### DESCRIPTION OF THE TASK
Copy each line from the data that has the word "image" in it.

***

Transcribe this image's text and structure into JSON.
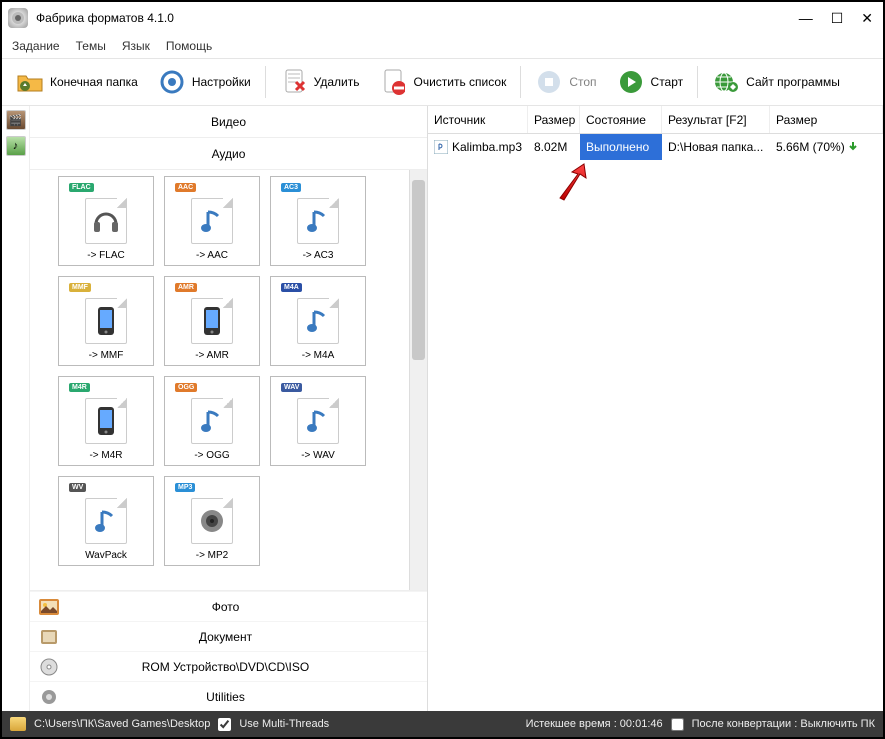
{
  "titlebar": {
    "title": "Фабрика форматов 4.1.0"
  },
  "menubar": {
    "items": [
      "Задание",
      "Темы",
      "Язык",
      "Помощь"
    ]
  },
  "toolbar": {
    "output_folder": "Конечная папка",
    "settings": "Настройки",
    "delete": "Удалить",
    "clear_list": "Очистить список",
    "stop": "Стоп",
    "start": "Старт",
    "website": "Сайт программы"
  },
  "categories": {
    "video": "Видео",
    "audio": "Аудио",
    "photo": "Фото",
    "document": "Документ",
    "rom": "ROM Устройство\\DVD\\CD\\ISO",
    "utilities": "Utilities"
  },
  "formats": [
    {
      "badge": "FLAC",
      "badge_color": "#2aa86f",
      "label": "-> FLAC",
      "glyph": "headset"
    },
    {
      "badge": "AAC",
      "badge_color": "#e07a2b",
      "label": "-> AAC",
      "glyph": "note"
    },
    {
      "badge": "AC3",
      "badge_color": "#2a8fd6",
      "label": "-> AC3",
      "glyph": "note"
    },
    {
      "badge": "MMF",
      "badge_color": "#d9b13a",
      "label": "-> MMF",
      "glyph": "phone"
    },
    {
      "badge": "AMR",
      "badge_color": "#e07a2b",
      "label": "-> AMR",
      "glyph": "phone"
    },
    {
      "badge": "M4A",
      "badge_color": "#2a4fa6",
      "label": "-> M4A",
      "glyph": "note"
    },
    {
      "badge": "M4R",
      "badge_color": "#2aa86f",
      "label": "-> M4R",
      "glyph": "phone"
    },
    {
      "badge": "OGG",
      "badge_color": "#e07a2b",
      "label": "-> OGG",
      "glyph": "note"
    },
    {
      "badge": "WAV",
      "badge_color": "#3a5aa0",
      "label": "-> WAV",
      "glyph": "note"
    },
    {
      "badge": "WV",
      "badge_color": "#555",
      "label": "WavPack",
      "glyph": "note"
    },
    {
      "badge": "MP3",
      "badge_color": "#2a8fd6",
      "label": "-> MP2",
      "glyph": "speaker"
    }
  ],
  "table": {
    "headers": {
      "source": "Источник",
      "size": "Размер",
      "state": "Состояние",
      "result": "Результат [F2]",
      "size2": "Размер"
    },
    "rows": [
      {
        "file": "Kalimba.mp3",
        "size": "8.02M",
        "state": "Выполнено",
        "result": "D:\\Новая папка...",
        "size2": "5.66M  (70%)"
      }
    ]
  },
  "status": {
    "path": "C:\\Users\\ПК\\Saved Games\\Desktop",
    "multithread": "Use Multi-Threads",
    "elapsed": "Истекшее время : 00:01:46",
    "after": "После конвертации : Выключить ПК"
  }
}
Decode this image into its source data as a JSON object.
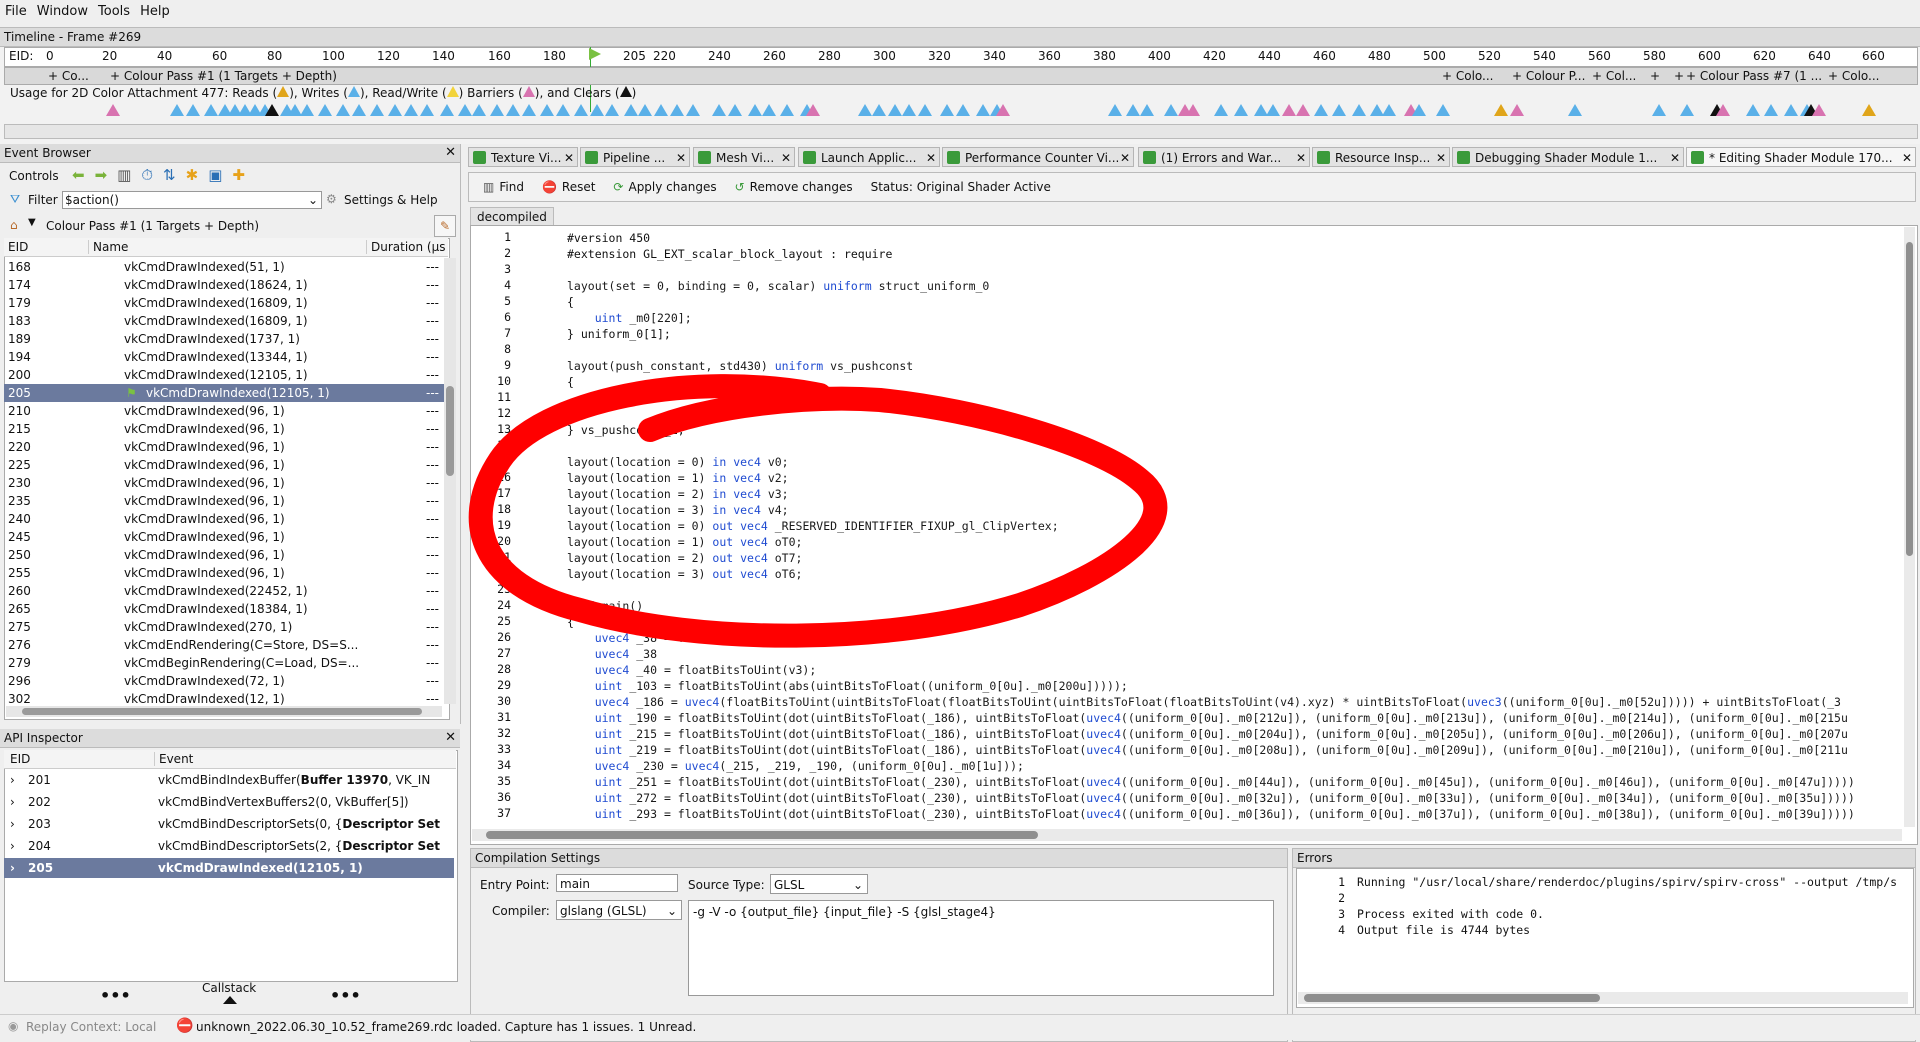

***

### EXERCISE ANSWER
Transcribe this image's text and structure into JSON.
Decode this image into its source data as a JSON object.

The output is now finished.